Gridlock remains the order of the day in Washington, and Congress still has record-low approval ratings. But there are policy bright spots. Congress and the administration are not standing in the way of America’s energy revolution. The Keystone XL pipeline will likely be approved. The pipeline, along with the Obama administration’s emphasis on energy independence, helps strengthen the domestic economy.
On trade, the administration has managed to convince Japan to join Trans-Pacific Partnership talks. Should the trade consortium of countries ranging from the United States and Chile to Canada and Mexico to Singapore and Vietnam get off the ground, it will liberalize trade between members that represent nearly 40 percent of global GDP — and boost American trade and manufacturing. Then there is the nascent transatlantic equivalent that Obama mentioned in this year’s State of the Union.
The third major policy positive: the forward movement in Washington on immigration reform.
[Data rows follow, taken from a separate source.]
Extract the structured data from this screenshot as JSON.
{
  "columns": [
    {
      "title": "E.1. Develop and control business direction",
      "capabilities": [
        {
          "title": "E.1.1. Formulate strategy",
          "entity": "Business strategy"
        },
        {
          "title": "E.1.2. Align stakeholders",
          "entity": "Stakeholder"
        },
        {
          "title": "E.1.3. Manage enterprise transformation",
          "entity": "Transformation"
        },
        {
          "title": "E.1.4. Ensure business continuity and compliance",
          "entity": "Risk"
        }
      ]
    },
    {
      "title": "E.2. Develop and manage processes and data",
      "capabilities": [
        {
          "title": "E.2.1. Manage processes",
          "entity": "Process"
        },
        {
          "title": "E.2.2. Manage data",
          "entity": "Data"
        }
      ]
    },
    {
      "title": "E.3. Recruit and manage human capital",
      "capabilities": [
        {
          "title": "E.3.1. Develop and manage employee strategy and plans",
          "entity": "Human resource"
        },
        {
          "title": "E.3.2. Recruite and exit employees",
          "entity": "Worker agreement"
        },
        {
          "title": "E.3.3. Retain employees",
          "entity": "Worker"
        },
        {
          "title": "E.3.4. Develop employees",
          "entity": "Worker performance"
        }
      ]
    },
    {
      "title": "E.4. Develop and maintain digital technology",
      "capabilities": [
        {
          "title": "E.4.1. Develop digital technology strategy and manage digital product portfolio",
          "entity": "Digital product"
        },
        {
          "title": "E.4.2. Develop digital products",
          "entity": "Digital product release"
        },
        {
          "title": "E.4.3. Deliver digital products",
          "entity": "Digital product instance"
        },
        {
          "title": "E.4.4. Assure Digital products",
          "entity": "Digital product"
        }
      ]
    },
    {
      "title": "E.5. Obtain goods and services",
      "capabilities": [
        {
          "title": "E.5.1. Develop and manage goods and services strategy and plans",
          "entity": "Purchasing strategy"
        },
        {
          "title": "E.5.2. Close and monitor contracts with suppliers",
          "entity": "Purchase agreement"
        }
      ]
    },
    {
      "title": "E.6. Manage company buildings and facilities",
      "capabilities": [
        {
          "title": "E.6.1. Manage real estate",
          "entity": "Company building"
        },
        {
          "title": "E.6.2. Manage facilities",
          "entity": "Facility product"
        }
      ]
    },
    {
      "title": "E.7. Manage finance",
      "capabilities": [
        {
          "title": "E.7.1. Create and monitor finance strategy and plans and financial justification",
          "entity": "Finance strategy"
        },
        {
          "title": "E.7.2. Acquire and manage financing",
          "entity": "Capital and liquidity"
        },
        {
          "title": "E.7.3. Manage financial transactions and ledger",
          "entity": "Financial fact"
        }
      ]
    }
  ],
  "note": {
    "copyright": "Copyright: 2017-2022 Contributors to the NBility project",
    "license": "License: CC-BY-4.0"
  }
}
If that effort is successful, it could entice millions of illegal immigrants to pay U.S. taxes for the first time — and it could provide the labor force, skilled and unskilled, that many companies desperately need to ensure growth. A recent study by the Center for American Progress found that immigration reform could inject more than a trillion dollars into the U.S. economy.
So at a time when recession-riddled Europe is muddling through, and major developing economies like China have huge looming question marks, the United States is looking pretty good from the top down.
Now for the bad news: Things don’t look as good from the bottom up, because an empowered minority at the top of American society will reap most of the benefits of this resurgence. The number of Americans who have participated in the rebound is smaller than in the past. Corporate profits remain high, but so does unemployment. According to a new study by a pair of economists at Northeastern University, those unemployed for more than six months have an especially tough time returning to the workforce.
It’s not easy for a country with such disparities to maintain prosperity and domestic tranquility, but there is no guarantee that the benefits of even an extended rebound will narrow the growing wealth gap.
America’s decline is a myth. The United States’ relative position in the world is improving, and Washington won’t stand in the way. Some of the gains we see will improve the U.S. standard of living at every level: Cheaper energy means less pressure at the pump, and a comprehensive immigration reform bill could empower many yet-to-be Americans who deserve a voice. But for still-jobless and underemployed Americans, it’s the recovery that’s a fiction.
Welcome to America’s relative rise: Wall Street is back. Main Street? Maybe not.
This column is based on a transcribed interview with Bremmer.